◆ GIVEN DATA:

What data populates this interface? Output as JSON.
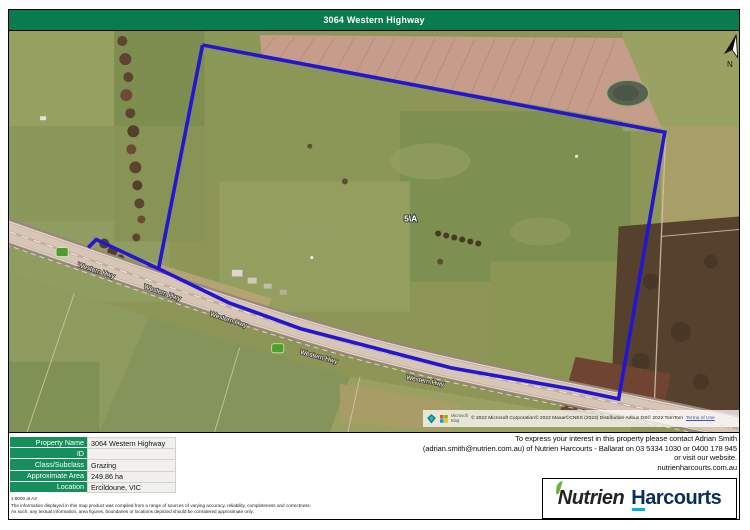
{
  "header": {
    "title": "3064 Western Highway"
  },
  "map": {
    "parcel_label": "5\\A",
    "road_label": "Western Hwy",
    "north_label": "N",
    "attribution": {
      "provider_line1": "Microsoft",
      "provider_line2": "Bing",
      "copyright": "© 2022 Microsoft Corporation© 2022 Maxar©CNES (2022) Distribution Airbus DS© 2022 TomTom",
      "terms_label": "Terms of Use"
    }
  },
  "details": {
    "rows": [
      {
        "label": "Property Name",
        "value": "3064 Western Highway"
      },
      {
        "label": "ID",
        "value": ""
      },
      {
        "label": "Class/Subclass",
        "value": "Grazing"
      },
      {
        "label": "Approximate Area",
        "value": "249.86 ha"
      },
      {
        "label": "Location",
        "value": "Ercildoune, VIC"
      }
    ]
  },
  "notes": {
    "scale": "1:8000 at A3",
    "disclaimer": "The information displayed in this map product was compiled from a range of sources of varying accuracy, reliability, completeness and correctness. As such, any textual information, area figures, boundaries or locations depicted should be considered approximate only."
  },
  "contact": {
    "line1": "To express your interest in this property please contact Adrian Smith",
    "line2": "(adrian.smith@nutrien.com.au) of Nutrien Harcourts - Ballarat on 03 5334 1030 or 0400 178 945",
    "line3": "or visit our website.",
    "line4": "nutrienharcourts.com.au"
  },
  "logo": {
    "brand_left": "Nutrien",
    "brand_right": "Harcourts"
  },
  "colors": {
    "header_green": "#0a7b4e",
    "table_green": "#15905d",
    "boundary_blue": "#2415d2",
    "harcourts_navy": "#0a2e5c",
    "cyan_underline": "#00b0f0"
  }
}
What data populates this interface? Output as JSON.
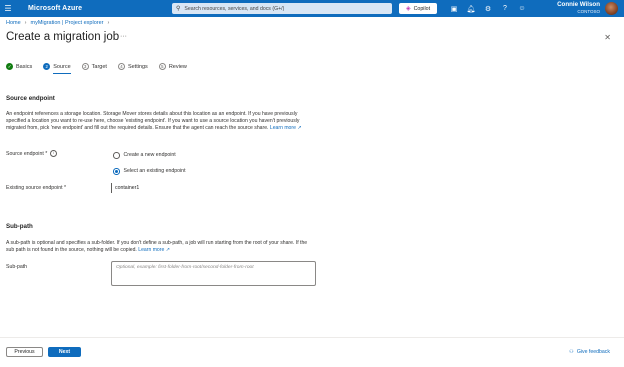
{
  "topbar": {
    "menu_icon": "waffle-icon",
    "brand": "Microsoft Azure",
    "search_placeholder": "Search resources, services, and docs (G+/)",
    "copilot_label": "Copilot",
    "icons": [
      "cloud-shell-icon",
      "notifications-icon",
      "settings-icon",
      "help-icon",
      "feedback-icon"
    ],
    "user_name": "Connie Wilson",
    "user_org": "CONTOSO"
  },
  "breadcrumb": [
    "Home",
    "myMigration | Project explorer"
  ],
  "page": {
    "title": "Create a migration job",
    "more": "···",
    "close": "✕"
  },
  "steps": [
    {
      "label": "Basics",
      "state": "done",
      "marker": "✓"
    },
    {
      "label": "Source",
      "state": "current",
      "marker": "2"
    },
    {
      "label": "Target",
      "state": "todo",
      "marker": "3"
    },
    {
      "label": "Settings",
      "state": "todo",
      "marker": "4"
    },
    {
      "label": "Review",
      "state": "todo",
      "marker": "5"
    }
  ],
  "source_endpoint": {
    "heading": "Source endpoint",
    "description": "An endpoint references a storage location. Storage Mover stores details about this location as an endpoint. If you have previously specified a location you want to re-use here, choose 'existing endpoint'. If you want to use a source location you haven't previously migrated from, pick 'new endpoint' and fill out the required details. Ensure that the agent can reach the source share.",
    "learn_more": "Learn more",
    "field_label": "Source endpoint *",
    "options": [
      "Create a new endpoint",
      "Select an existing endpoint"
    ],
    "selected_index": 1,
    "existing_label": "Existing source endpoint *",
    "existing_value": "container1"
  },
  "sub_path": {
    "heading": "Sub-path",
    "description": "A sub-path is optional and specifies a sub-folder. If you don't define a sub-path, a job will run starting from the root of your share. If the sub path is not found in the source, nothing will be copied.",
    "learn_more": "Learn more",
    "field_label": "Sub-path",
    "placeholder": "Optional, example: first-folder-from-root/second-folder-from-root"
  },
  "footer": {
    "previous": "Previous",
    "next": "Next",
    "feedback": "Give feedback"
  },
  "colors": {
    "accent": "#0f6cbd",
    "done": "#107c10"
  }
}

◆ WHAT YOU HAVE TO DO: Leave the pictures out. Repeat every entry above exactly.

◆ WRITTEN SOLUTION:
What data populates this interface? Output as JSON.
{
  "header": {
    "title": "3064 Western Highway"
  },
  "map": {
    "parcel_label": "5\\A",
    "road_label": "Western Hwy",
    "north_label": "N",
    "attribution": {
      "provider_line1": "Microsoft",
      "provider_line2": "Bing",
      "copyright": "© 2022 Microsoft Corporation© 2022 Maxar©CNES (2022) Distribution Airbus DS© 2022 TomTom",
      "terms_label": "Terms of Use"
    }
  },
  "details": {
    "rows": [
      {
        "label": "Property Name",
        "value": "3064 Western Highway"
      },
      {
        "label": "ID",
        "value": ""
      },
      {
        "label": "Class/Subclass",
        "value": "Grazing"
      },
      {
        "label": "Approximate Area",
        "value": "249.86 ha"
      },
      {
        "label": "Location",
        "value": "Ercildoune, VIC"
      }
    ]
  },
  "notes": {
    "scale": "1:8000 at A3",
    "disclaimer": "The information displayed in this map product was compiled from a range of sources of varying accuracy, reliability, completeness and correctness. As such, any textual information, area figures, boundaries or locations depicted should be considered approximate only."
  },
  "contact": {
    "line1": "To express your interest in this property please contact Adrian Smith",
    "line2": "(adrian.smith@nutrien.com.au) of Nutrien Harcourts - Ballarat on 03 5334 1030 or 0400 178 945",
    "line3": "or visit our website.",
    "line4": "nutrienharcourts.com.au"
  },
  "logo": {
    "brand_left": "Nutrien",
    "brand_right": "Harcourts"
  },
  "colors": {
    "header_green": "#0a7b4e",
    "table_green": "#15905d",
    "boundary_blue": "#2415d2",
    "harcourts_navy": "#0a2e5c",
    "cyan_underline": "#00b0f0"
  }
}
What data populates this interface? Output as JSON.
{
  "topbar": {
    "menu_icon": "waffle-icon",
    "brand": "Microsoft Azure",
    "search_placeholder": "Search resources, services, and docs (G+/)",
    "copilot_label": "Copilot",
    "icons": [
      "cloud-shell-icon",
      "notifications-icon",
      "settings-icon",
      "help-icon",
      "feedback-icon"
    ],
    "user_name": "Connie Wilson",
    "user_org": "CONTOSO"
  },
  "breadcrumb": [
    "Home",
    "myMigration | Project explorer"
  ],
  "page": {
    "title": "Create a migration job",
    "more": "···",
    "close": "✕"
  },
  "steps": [
    {
      "label": "Basics",
      "state": "done",
      "marker": "✓"
    },
    {
      "label": "Source",
      "state": "current",
      "marker": "2"
    },
    {
      "label": "Target",
      "state": "todo",
      "marker": "3"
    },
    {
      "label": "Settings",
      "state": "todo",
      "marker": "4"
    },
    {
      "label": "Review",
      "state": "todo",
      "marker": "5"
    }
  ],
  "source_endpoint": {
    "heading": "Source endpoint",
    "description": "An endpoint references a storage location. Storage Mover stores details about this location as an endpoint. If you have previously specified a location you want to re-use here, choose 'existing endpoint'. If you want to use a source location you haven't previously migrated from, pick 'new endpoint' and fill out the required details. Ensure that the agent can reach the source share.",
    "learn_more": "Learn more",
    "field_label": "Source endpoint *",
    "options": [
      "Create a new endpoint",
      "Select an existing endpoint"
    ],
    "selected_index": 1,
    "existing_label": "Existing source endpoint *",
    "existing_value": "container1"
  },
  "sub_path": {
    "heading": "Sub-path",
    "description": "A sub-path is optional and specifies a sub-folder. If you don't define a sub-path, a job will run starting from the root of your share. If the sub path is not found in the source, nothing will be copied.",
    "learn_more": "Learn more",
    "field_label": "Sub-path",
    "placeholder": "Optional, example: first-folder-from-root/second-folder-from-root"
  },
  "footer": {
    "previous": "Previous",
    "next": "Next",
    "feedback": "Give feedback"
  },
  "colors": {
    "accent": "#0f6cbd",
    "done": "#107c10"
  }
}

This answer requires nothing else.